In terms of future defence policy, the concern is that the pendulum may have swung too far in the opposite direction. In reaction to the Harper government’s reorientation of Canada’s international priorities, there is the possibility of potentially harming Canada’s foreign and security policies. Global Affairs Canada needs time to recover from the decade of micromanagement and budgetary restriction under the previous government. As it relates to defence, the military needs to straighten out procurement quickly and act to ensure that it maintains its current capabilities. While meeting NATO’s 2percent spending target would be ideal, this would only serve to ensure that Canada could maintain its existing capabilities. Sustained investment will be necessary to continue modernizing the Canadian Forces and ensure that it has equipment capable of countering a diverse range of future threats.
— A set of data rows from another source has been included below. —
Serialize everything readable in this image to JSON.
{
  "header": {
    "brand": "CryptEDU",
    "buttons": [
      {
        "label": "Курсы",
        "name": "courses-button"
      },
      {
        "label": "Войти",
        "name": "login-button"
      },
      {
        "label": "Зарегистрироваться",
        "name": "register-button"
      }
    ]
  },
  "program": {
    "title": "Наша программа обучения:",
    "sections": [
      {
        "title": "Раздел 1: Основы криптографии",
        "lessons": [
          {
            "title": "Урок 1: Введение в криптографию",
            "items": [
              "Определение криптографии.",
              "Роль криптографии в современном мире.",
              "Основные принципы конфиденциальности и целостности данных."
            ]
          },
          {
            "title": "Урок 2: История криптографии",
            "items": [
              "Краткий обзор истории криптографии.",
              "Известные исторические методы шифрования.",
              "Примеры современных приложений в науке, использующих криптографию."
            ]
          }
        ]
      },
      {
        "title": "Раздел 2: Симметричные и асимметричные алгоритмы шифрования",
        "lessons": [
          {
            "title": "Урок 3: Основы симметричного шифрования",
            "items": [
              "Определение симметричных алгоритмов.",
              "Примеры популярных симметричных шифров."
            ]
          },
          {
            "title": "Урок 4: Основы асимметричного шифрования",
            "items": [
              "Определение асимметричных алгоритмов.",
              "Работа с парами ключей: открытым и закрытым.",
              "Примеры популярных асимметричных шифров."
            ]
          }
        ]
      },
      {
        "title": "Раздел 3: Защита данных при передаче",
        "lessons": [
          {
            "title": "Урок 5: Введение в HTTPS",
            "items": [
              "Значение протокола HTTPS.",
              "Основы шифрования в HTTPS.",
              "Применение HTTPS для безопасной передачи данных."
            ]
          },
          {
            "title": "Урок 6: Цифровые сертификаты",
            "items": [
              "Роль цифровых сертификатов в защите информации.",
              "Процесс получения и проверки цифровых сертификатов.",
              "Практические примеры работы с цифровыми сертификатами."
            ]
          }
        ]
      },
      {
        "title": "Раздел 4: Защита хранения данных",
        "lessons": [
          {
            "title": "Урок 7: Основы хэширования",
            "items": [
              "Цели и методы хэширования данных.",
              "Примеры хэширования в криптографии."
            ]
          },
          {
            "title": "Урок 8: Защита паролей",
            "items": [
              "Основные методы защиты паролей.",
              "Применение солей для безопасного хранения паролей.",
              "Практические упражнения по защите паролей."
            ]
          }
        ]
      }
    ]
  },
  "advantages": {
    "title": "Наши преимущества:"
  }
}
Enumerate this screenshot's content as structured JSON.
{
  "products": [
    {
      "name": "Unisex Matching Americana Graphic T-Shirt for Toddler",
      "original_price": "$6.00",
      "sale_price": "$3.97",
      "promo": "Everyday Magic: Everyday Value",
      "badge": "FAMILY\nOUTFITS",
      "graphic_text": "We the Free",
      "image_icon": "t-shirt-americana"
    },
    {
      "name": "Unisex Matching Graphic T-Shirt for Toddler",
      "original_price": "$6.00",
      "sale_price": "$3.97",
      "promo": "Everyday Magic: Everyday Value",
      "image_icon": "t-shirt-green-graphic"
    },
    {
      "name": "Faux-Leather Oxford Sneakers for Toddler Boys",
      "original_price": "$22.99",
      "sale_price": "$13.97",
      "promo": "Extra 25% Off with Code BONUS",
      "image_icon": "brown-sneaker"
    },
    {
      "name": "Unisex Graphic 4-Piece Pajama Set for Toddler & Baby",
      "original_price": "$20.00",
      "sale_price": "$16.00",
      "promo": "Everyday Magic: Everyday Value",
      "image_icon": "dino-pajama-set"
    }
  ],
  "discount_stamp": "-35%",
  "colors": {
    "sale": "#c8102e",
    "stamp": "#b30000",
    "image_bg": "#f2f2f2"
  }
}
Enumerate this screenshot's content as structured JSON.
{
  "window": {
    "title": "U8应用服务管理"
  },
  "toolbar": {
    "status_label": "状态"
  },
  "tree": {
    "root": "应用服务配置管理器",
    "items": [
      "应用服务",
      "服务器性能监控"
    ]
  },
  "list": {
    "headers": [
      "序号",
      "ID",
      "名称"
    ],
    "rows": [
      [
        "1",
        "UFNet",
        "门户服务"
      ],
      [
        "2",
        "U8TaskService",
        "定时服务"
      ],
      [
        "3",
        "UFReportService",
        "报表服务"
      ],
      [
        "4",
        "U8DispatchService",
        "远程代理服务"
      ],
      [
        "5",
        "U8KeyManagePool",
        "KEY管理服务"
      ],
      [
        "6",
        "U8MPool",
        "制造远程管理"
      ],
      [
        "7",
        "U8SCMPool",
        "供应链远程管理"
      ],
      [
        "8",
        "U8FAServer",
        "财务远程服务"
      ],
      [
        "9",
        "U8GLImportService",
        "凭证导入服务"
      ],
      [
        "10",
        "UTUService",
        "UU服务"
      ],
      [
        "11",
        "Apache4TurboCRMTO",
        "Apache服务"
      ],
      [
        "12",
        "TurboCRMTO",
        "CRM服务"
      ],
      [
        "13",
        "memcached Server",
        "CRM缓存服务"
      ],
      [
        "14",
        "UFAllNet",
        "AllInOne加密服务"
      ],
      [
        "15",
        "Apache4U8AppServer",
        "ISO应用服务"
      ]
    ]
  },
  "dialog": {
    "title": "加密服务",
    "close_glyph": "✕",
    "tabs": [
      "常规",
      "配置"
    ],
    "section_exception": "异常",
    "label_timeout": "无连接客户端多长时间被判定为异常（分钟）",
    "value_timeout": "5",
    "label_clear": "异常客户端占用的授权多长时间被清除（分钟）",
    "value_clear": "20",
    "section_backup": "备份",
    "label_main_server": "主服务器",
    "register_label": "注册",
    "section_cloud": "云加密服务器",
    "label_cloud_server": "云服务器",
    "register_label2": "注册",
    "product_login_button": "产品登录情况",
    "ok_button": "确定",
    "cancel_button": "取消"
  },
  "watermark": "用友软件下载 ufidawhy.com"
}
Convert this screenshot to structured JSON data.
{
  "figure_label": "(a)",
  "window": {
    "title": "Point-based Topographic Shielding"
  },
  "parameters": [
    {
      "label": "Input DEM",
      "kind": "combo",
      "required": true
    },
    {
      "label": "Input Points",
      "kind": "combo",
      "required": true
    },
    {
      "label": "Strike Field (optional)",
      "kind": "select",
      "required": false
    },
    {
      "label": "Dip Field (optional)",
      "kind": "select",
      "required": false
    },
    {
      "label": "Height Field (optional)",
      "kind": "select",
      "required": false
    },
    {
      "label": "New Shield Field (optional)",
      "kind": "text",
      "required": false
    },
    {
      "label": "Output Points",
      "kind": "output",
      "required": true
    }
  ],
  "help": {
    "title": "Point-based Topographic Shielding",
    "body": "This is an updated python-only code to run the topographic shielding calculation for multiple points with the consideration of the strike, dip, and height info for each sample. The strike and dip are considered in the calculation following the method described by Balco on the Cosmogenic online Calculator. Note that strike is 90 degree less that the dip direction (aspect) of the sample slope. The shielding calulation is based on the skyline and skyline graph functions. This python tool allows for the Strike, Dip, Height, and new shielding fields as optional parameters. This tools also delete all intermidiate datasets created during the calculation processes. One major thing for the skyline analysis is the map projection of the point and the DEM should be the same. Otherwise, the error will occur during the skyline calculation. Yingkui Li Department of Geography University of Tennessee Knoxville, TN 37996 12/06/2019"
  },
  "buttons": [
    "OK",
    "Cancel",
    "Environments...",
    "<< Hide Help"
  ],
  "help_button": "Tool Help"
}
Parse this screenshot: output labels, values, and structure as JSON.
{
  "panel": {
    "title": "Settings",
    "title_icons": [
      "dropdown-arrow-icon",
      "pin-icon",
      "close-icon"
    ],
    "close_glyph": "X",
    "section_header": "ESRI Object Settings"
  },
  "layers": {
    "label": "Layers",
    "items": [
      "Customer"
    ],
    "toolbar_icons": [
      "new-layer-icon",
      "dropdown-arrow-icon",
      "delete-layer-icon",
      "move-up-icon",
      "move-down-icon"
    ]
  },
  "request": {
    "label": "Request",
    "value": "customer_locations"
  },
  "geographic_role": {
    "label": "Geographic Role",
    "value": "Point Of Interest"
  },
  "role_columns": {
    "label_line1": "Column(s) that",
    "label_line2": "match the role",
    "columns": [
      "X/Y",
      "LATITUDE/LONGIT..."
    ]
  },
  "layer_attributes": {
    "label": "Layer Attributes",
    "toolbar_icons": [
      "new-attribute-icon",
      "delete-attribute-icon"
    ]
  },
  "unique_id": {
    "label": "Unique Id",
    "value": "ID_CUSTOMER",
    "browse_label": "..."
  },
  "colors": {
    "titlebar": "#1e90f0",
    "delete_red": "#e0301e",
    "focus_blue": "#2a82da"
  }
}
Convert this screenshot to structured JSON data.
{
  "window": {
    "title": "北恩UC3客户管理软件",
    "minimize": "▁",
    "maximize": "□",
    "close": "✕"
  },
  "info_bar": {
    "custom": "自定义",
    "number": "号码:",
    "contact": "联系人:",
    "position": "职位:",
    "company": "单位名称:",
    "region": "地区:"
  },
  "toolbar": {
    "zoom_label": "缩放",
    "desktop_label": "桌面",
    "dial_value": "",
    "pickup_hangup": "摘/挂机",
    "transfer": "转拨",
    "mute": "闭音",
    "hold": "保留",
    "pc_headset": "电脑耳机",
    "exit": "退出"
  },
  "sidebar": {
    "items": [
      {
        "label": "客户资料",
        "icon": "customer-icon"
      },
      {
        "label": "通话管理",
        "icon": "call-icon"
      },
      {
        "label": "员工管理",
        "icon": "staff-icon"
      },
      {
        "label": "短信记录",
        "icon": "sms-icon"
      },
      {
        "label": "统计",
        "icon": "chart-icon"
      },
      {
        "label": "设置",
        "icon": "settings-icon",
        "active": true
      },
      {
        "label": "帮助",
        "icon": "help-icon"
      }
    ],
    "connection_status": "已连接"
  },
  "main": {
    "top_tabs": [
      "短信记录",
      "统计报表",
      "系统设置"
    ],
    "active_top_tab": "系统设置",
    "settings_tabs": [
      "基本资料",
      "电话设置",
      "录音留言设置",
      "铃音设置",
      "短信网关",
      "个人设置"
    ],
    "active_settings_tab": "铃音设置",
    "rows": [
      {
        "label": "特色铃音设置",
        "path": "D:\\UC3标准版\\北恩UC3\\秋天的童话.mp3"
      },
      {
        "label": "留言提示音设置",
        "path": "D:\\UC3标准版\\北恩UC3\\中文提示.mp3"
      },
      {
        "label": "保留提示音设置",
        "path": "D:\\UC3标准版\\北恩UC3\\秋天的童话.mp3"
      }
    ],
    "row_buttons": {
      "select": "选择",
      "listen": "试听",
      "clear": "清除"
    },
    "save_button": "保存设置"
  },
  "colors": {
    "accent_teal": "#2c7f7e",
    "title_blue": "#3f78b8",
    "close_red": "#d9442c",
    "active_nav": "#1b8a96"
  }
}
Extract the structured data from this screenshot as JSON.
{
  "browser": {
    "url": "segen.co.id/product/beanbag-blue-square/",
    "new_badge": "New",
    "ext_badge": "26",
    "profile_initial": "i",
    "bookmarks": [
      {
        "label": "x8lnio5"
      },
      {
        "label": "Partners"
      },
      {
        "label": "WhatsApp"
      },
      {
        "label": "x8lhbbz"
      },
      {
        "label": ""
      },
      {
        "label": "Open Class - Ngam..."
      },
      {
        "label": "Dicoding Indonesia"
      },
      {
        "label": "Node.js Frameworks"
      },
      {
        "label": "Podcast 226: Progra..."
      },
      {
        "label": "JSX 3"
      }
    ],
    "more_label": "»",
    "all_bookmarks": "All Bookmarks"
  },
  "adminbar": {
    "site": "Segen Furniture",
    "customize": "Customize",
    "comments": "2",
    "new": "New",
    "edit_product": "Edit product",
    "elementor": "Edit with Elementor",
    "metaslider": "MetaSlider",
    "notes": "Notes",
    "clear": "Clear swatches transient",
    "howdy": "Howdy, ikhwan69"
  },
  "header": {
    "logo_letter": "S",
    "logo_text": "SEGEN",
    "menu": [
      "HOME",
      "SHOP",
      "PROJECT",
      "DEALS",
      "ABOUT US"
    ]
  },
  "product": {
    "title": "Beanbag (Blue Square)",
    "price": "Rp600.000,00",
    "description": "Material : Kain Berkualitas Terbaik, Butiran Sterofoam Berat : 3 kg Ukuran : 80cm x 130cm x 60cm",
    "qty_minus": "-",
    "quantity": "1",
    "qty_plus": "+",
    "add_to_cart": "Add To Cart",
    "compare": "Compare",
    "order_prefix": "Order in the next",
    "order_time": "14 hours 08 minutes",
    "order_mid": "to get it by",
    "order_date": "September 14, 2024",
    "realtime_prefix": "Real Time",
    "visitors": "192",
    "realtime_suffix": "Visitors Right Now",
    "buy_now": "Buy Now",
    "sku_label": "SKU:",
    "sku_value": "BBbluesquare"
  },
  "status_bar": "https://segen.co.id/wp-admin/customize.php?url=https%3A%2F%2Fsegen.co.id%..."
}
In much broader terms, this defence policy review needs to seriously examine the role that Canada seeks to play on the international stage. While the ‘middle power’ peacekeeper narrative continues to inform many popular understandings of Canada’s international engagement, many of its traditional tenets are outdated in the current security environment. In particular, the emphasis on the United Nations and peacekeeping present a significant problem given the dysfunction within the UN itself. This is compounded by the reality that traditional peacekeeping is no longer possible since the type of interstate conflict it was designed for has been supplanted by asymmetric and unconventional conflict. Unless Canada is willing to spearhead the Sisyphean task of UN reform and redesign peacekeeping for the 21st Century (tasks it may yet undertake) the government will need to re-energize its weakened relationship with NATO.
The relationship between Canada and NATO was strained somewhat due to the Harper government’s instrumental view of the organization. While NATO was considered a key forum during the Afghanistan operation, Canada’s relationship was fraught given the withdrawal from several important initiatives such as Airborne Warning and Control System (AWACS) as well as its drone programme (Allied Ground Surveillance). Canada has increasingly re-engaged withNATO as part of its response to Russian intransigence in Eastern Europe. NATO continues to be the world’s foremost body for security and defence and it remains in Canada’s interest to ensure that it retains this position and its relevance. An active and engaged Canada in NATO carries more weight on defence issues than does Canada in the United Nations.
In consulting the public about the future of Canadian defence, the Trudeau government runs the risk of being steered by the power of Canada’s narrative in an unpredictable fashion back towards familiar territory. There is a strong potential that the public will push for organizations and policies that fail to reflect the current state of global instability, which could undermine Canada’s ability to project itself internationally. Alternatively, it could lead to an interminable and introspective debate that could end up stifling or slowing down the necessary changes that need to occur in Canada’s foreign and security policies.
Policy-makers must effectively navigate a way forward, embracing the heritage the Liberals invoked, while leading the development of Canadian security and defence policy in a volatile international security environment.
Zachary Wolfraim is a PhD Candidate in the War Studies Department at King’s College London examining the role of narrative in foreign policy behaviour. He previously worked as a consultant in NATO Headquarters on operations in Afghanistan, Iraq, and Libya. (Image courtesy of The Canadian Press/Sean Kilpatrick.)